Segment Open

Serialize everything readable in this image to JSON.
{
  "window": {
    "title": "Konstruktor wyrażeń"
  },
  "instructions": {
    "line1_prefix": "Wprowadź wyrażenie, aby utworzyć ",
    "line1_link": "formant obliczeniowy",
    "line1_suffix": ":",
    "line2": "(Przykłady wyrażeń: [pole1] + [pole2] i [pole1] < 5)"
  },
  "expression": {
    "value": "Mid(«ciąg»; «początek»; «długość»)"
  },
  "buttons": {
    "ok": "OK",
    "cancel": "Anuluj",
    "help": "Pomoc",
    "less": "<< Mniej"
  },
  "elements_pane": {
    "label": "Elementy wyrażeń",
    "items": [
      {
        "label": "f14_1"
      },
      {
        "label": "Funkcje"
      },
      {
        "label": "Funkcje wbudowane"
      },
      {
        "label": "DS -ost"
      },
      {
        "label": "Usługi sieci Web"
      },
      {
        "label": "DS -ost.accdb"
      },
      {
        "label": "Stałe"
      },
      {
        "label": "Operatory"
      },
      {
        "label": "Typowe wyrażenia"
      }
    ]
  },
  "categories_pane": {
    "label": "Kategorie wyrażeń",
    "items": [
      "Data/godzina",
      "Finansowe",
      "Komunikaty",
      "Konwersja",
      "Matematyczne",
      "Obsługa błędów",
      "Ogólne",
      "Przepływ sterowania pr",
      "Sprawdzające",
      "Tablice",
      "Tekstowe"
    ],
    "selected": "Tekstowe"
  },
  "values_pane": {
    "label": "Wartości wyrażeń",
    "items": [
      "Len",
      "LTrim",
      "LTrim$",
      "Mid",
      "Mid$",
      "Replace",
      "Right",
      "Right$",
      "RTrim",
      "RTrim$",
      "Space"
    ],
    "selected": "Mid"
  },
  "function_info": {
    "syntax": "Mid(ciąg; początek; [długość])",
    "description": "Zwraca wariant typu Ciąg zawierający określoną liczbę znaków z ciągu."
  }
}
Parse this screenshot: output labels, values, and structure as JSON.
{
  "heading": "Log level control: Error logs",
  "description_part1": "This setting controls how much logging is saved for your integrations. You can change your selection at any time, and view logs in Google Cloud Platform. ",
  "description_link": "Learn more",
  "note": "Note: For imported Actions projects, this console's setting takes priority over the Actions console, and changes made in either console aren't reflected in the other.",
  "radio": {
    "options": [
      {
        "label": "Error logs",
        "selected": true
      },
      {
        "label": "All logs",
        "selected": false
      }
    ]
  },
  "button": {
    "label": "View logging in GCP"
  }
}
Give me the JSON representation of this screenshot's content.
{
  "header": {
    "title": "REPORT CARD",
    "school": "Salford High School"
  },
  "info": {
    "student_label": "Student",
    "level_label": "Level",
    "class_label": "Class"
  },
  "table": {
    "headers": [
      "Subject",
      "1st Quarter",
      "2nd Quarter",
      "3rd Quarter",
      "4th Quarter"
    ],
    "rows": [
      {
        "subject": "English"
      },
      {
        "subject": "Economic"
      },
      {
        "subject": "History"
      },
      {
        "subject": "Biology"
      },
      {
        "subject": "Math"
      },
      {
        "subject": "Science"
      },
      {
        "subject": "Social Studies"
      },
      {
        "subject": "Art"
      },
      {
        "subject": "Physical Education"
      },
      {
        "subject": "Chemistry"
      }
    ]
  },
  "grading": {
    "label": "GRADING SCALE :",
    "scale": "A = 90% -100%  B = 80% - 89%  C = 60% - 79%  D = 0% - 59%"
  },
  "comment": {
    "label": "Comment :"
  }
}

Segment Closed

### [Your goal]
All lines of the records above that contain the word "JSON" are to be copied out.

### [Solution below]
Serialize everything readable in this image to JSON.
Parse this screenshot: output labels, values, and structure as JSON.
Give me the JSON representation of this screenshot's content.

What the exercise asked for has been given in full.